Most people grind and clench their teeth from time to time. This process is called bruxism. The teeth can be damaged and several oral health complications can arise as a result of clenching and bruxism.
In this issue, we will discuss teeth grinding and how it can lead to several oral health complications.
Teeth grinding or bruxism is harmful to your oral health, and is usually caused by stress and anxiety. It often occurs during sleep (sometimes by a sleep disorder such as sleep apnea) and is more likely associated with a bad bite, missing or crooked teeth.
In some cases, chronic teeth grinding may wear teeth down to stumps and can result in fracturing, loosening or loss of teeth. In my practice, I often see patients whose front teeth appear very “short”. Many of them are unaware of the significance of their “short” teeth. Teeth are considered short when the height of a front tooth is shorter than the width of the tooth. Some of these teeth are severely worn or fractured and are wide as they are tall.

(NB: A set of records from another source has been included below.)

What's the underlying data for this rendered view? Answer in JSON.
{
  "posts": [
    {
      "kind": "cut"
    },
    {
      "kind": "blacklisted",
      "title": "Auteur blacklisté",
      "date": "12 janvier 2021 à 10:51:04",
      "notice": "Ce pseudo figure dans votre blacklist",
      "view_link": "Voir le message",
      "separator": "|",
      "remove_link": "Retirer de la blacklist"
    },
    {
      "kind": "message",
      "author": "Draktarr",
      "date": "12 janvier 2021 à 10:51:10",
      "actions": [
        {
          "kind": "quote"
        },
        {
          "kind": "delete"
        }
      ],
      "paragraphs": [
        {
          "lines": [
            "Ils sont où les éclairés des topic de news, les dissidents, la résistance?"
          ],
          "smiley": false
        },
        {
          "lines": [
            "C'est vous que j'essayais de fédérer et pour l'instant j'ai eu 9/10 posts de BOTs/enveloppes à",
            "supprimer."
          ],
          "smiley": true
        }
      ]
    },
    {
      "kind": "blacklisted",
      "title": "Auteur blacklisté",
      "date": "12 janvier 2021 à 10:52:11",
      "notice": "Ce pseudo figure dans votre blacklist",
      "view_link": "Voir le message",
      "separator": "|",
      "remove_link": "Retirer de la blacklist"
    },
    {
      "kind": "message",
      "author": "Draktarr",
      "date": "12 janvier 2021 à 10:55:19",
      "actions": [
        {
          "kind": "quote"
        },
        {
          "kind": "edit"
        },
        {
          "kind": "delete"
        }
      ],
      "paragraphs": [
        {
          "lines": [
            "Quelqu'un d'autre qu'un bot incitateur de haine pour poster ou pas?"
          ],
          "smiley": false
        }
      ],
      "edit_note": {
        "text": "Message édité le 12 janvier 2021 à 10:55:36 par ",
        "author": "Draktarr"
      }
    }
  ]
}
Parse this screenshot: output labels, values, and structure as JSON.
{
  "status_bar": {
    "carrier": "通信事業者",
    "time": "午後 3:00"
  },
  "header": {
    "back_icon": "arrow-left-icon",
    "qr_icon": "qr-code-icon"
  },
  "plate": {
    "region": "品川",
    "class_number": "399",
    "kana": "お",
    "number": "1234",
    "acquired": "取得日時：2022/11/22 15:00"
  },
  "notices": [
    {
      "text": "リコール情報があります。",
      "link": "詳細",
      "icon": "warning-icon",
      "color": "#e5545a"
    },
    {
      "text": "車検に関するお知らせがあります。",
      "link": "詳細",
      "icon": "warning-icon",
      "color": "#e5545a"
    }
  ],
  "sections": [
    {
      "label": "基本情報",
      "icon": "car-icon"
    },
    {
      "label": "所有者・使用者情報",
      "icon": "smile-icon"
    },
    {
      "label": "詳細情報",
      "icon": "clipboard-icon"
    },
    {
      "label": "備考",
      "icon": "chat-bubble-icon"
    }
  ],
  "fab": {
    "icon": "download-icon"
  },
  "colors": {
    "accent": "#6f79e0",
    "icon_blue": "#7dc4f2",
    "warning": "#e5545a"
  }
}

When such events occur, you are forced to introduce the added dental expenses of bridges, crowns, root canals, implants, partial dentures and, in worse cases, full dentures.
Another patient presents with the complaint of constant headaches. They report that they are awaken with a headache that remains during the day and sometimes feels like it is behind their eyes.
Lastly, there is a patient who presents with the complaint of teeth sensitivity that “came from nowhere”. They didn’t have sensitivity as a child or early adulthood but, as they age, their teeth have become more and more sensitive.
What do these four classes of patients have in common? They all suffer from bruxism.
When you brux, your jaw muscles go into overdrive, resulting in temporomandibular (TMJ) pain and complications.
The nerves that control the muscles of your jaw continue to fire impulses. Just like if you lift weights constantly for 24 hours, your muscles will become sore. The same applies to your jaw muscles. Sore jaw muscles receive the same impulses by the same nerves that cause headaches. This means, if your jaw muscles are sore, you may also get a headache. If you wake up with a headache, this could mean you were bruxing during the night.
Bruxism can be managed by a dentist by constructing a mouth guard. A mouth guard is a dental appliance custom fitted for the top part of the teeth. The mouth guard protects the muscles that control your jaws and protects your teeth from being worn down. Patients usually wear a mouth guard during their sleeping hours.
If stress is causing you to grind your teeth, ask your physician or dentist about options to reduce your stress. Adding stress management techniques including a consistent exercise program is always beneficial. Seeing a physical therapist or sometimes receiving a prescription for muscle relaxants are among some of the options that are available.
Treating bruxism is a key element in preventing further health complications including chronic headaches, jaw pain, enamel destruction, fractured dental work, tooth sensitivity, early tooth loss and future dental expenses. In fact, treating bruxism can provide the quality of life one deserves.
• Dr. Kendal V.O. Major is the founder and CEO of the Center for Specialized Dentistry, which is a comprehensive family dental practice operating in New Providence and Grand Bahama. He is the first Bahamian specialist in gum diseases and dental implants since 1989. He is also a certified fast braces provider. His practice is located at 89 Collins Avenue, New Providence. He can be contacted at (242) 325-5165 or email@example.com